**WHAT NEEDS TO BE DONE**
Whatever appears in the records, write it out again exactly.
═══ SUPPLIED INFORMATION
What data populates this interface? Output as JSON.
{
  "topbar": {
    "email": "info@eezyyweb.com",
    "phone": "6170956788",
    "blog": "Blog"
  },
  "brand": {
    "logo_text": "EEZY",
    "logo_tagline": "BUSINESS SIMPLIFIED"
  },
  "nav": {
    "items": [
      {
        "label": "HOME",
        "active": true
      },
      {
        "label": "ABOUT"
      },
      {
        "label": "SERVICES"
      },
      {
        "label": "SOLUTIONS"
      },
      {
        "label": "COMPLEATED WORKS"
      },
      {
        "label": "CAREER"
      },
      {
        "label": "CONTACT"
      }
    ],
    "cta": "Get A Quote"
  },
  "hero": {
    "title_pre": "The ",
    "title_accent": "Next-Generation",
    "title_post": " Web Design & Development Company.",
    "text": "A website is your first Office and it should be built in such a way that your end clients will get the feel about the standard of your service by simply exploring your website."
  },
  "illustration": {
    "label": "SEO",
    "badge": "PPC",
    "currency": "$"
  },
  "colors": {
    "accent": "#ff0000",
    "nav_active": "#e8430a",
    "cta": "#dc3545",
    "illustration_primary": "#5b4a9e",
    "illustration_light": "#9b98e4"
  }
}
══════
**SOLUTION FOR THIS PROBLEM**
What data populates this interface? Output as JSON.
{
  "topbar": {
    "email": "info@eezyyweb.com",
    "phone": "6170956788",
    "blog": "Blog"
  },
  "brand": {
    "logo_text": "EEZY",
    "logo_tagline": "BUSINESS SIMPLIFIED"
  },
  "nav": {
    "items": [
      {
        "label": "HOME",
        "active": true
      },
      {
        "label": "ABOUT"
      },
      {
        "label": "SERVICES"
      },
      {
        "label": "SOLUTIONS"
      },
      {
        "label": "COMPLEATED WORKS"
      },
      {
        "label": "CAREER"
      },
      {
        "label": "CONTACT"
      }
    ],
    "cta": "Get A Quote"
  },
  "hero": {
    "title_pre": "The ",
    "title_accent": "Next-Generation",
    "title_post": " Web Design & Development Company.",
    "text": "A website is your first Office and it should be built in such a way that your end clients will get the feel about the standard of your service by simply exploring your website."
  },
  "illustration": {
    "label": "SEO",
    "badge": "PPC",
    "currency": "$"
  },
  "colors": {
    "accent": "#ff0000",
    "nav_active": "#e8430a",
    "cta": "#dc3545",
    "illustration_primary": "#5b4a9e",
    "illustration_light": "#9b98e4"
  }
}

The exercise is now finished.